For the same reason, IL-1-Rb and alpha-2b-adr-R antibodies may have increased to protect the healthy control group.
The IL-1-Rb antibody is thought to play a role in immune homeostasis, and its decrease in PACVS suggests that immune regulation may be impaired. Alpha-2b-adr-R antibodies inhibit blood clotting by preventing platelet aggregation.
“Receptor antibody levels in sera of PACVS-affected persons were dissimilar from the post-vaccination state but similar to the pre-vaccination state of persons not suffering from PACVS,” the researchers wrote in their paper. As a result, they hypothesized that the post-vaccine condition was caused by a poor physiological adjustment to the effects of the mRNA vaccines.
A significant limitation is that, while healthy controls were monitored for biomarker changes before and after vaccination, no pre-vaccination samples were collected from those who developed post-vaccine syndrome.
As a result, it is unknown whether patients developed such symptoms as a result of changes in their blood markers or if they had those markers to begin with, according to Dr. Berkowitz.
“They have a relatively small sample size,” said Leading Edge Clinic nurse practitioner Scott Marsland. “They’re also working with a relatively short timeframe.
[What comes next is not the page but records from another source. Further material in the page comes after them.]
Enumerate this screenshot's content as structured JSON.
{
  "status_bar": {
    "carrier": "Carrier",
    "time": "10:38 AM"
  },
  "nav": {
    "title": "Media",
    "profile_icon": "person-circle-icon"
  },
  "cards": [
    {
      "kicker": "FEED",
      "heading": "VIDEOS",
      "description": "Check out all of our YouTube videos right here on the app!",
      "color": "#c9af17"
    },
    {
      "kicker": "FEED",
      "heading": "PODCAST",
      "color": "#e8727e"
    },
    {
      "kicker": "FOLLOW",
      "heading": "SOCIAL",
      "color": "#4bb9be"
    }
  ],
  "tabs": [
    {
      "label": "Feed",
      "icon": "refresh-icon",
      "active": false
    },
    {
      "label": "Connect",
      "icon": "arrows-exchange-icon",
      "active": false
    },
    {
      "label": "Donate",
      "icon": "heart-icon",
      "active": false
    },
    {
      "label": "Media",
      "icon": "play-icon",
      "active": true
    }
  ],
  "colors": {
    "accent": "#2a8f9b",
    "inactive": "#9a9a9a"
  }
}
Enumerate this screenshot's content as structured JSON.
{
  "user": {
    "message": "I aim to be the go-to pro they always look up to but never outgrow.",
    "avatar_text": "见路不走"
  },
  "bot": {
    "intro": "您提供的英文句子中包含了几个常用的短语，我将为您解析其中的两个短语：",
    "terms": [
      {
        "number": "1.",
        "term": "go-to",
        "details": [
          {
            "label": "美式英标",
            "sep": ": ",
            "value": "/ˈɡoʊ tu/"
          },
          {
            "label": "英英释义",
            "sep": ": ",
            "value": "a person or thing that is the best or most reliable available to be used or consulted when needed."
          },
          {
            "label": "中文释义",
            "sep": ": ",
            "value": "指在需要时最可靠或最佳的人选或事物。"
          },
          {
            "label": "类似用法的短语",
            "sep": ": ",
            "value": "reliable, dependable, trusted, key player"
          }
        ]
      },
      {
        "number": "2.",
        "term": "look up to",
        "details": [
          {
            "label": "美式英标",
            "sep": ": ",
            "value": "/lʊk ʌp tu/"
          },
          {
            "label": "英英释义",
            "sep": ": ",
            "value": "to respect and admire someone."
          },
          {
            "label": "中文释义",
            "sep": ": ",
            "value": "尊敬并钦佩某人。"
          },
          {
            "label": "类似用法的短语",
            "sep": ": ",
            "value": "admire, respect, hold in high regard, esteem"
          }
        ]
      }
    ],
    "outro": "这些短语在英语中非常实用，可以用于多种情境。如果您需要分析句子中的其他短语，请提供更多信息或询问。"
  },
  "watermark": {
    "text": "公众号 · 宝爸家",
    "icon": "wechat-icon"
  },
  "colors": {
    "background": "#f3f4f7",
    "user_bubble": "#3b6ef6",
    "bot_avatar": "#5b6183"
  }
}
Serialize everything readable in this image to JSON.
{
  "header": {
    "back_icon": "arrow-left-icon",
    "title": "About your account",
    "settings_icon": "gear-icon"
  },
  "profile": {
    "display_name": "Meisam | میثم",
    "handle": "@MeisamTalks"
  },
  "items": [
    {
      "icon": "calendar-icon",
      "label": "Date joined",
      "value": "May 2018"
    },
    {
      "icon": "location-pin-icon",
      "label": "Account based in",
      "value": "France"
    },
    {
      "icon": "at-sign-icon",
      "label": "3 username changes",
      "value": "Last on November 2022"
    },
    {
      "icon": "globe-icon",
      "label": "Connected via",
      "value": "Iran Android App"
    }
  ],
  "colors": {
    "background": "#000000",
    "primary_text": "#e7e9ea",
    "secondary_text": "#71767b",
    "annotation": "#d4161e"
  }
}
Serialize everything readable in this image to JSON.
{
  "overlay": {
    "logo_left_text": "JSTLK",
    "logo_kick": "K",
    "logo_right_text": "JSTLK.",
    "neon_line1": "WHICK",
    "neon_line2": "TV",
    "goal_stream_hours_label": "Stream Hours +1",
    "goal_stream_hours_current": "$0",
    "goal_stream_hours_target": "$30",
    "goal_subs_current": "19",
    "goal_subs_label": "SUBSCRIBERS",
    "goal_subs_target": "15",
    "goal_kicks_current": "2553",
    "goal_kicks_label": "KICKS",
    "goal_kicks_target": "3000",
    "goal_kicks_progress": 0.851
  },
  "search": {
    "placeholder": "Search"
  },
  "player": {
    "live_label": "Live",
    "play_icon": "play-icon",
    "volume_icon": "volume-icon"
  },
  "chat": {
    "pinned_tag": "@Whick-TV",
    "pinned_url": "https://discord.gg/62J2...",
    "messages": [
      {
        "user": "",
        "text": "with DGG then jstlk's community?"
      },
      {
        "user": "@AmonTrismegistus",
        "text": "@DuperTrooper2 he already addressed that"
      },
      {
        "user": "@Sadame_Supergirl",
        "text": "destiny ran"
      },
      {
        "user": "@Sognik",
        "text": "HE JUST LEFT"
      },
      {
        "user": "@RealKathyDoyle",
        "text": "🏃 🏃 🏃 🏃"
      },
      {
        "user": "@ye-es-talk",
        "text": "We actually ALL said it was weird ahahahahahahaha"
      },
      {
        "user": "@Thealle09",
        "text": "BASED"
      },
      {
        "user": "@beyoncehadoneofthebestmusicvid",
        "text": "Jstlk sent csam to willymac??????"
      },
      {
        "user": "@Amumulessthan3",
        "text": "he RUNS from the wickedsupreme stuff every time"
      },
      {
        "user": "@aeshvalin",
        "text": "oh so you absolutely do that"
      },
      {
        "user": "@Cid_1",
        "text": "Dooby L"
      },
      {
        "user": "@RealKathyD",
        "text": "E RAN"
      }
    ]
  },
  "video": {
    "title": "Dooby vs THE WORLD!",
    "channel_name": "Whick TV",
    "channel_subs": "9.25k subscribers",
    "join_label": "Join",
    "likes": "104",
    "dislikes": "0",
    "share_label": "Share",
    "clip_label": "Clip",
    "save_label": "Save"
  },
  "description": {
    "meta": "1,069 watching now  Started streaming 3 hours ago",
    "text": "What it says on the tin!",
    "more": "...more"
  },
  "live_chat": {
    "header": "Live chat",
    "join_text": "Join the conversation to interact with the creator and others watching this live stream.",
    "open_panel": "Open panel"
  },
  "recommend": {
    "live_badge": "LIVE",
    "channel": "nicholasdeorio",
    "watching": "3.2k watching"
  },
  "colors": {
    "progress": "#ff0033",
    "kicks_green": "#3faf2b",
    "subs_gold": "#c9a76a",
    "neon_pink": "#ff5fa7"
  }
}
Unfortunately, many of the patients I see are a year or two out.”
Some PACVS patients had a prior COVID-19 infection, but the difference in biomarkers between infected and uninfected patients was insignificant, according to the researchers.
The relevant biomarkers in post-vaccination syndrome and long COVID, such as IL-6, IL-8, and AT1R antibodies, also show significant overlap.
Further research may be required to determine whether the proposed biomarkers are sufficient to distinguish PACVS from long COVID and symptomatically similar conditions such as chronic fatigue syndrome, according to the authors.
The Use of Biomarkers in Diagnosis and Treatment
According to the authors, while current diagnostic biomarkers may be insufficient, the use of blood markers may serve as “a stringent rule-out criterion” for future PACVS diagnostics.
Clinicians, on the other hand, are divided about the use of biomarkers in the diagnosis and treatment of post-vaccine syndromes.
According to integrative physician Dr. Yusuf Saleeby, using biomarkers as a diagnosis may confuse clinicians.
“I have seen biomarkers go either way, with a very sick patient post-vax having normal biomarkers, including IL-6, and some rather well-looking patients with abnormally high IL-6,” he went on to say. He has not, however, measured AT1R or alpha-2b-aR antibodies, he added.
“I don’t think it’s that simple,” Mr. Marsland said, adding that immune dysregulation varies from person to person and that biomarkers may differ.
Many of Mr. Marsland’s patients have normal IL-6 levels, and he believes that if he had used biomarker levels as a guide, common post-vaccine treatments such as low-dose naltrexone, which reduces IL-6, would not have been prescribed.
Dr. Bruce Patterson, the founder of IncellDx, a company that sells diagnostic cytokine panels for long COVID and post-vaccine syndromes from other chronic diseases, argued that biomarker patterns can be very helpful in arriving at a suitable diagnosis and treatment for patients.
“We started with [testing] 158 different cytokines, and using machine learning and AI, we reduced it to 14,” he explained to The Epoch Times, adding that the algorithm identifies a pattern rather than a single marker. His team, like the Germans, identified IL-6 and IL-8, but they also discovered CCL5 and sCD40L.